HOLI CELEBRATION, HINDU TEMPLE OF CANTON, MARCH 22, 2008
Per the Hindu calendar, Holi falls on the Phalgun Purnima, or Pooranmashi (the full moon) which will occur on March 22, 2008.
Originally a festival to celebrate good harvests and fertility of the land, Holi is now a symbolic commemmoration of a legend from Hindu Mythology. The story centres around an arrogant king who resents his son Prahlada worshipping Lord Vishnu. He attempts to kill his son but fails each time. Finally, the king's sister Holika who is said to be immune to burning, sits with the boy in a huge fire. However, the prince Prahlada emerges unscathed, while his aunt burns to death. Holi commemorates this event from mythology, and huge bonfires are burnt on the eve of Holi as its symbolic representation.
This exuberant festival is also associated with the immortal love of Krishna and Radha, and hence, Holi is spread over 16 days in Vrindavan as well as Mathura - the two cities with which Lord Krishna shared a deep affiliation. Apart from the usual fun with coloured powder and water, Holi is marked by vibrant processions which are accompanied by folk songs, dances and a general sense of abandoned vitality.
Central to the festival at the Hindu Temple of Canton is the lighting of the Holi in the parking lot. The Holi is a small pyre of wood whose origin is attributed by some to the burning of negative energies such as Holika, Holaka, Dhundha and Putana who trouble little children, or to the burning of desires (Kam or Madan) according to others.

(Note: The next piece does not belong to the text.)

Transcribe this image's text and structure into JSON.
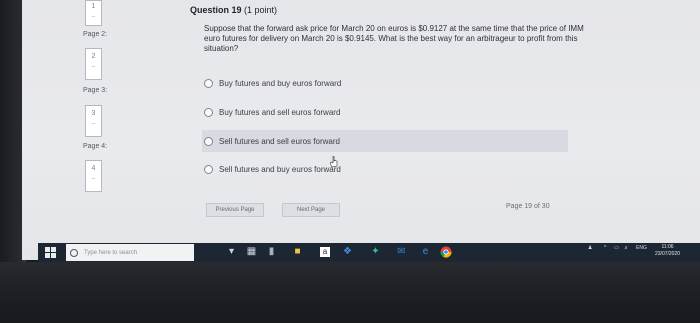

The Holi festival of today is more a social than a religious occasion. Beloved by young people, part of the ritual involves chases each other around and throwing brightly colored powder (gulal) and water over each other.
It is, in short, a grand excuse for Indians to shed inhibitions and caste differences for a day of spring fever and fun.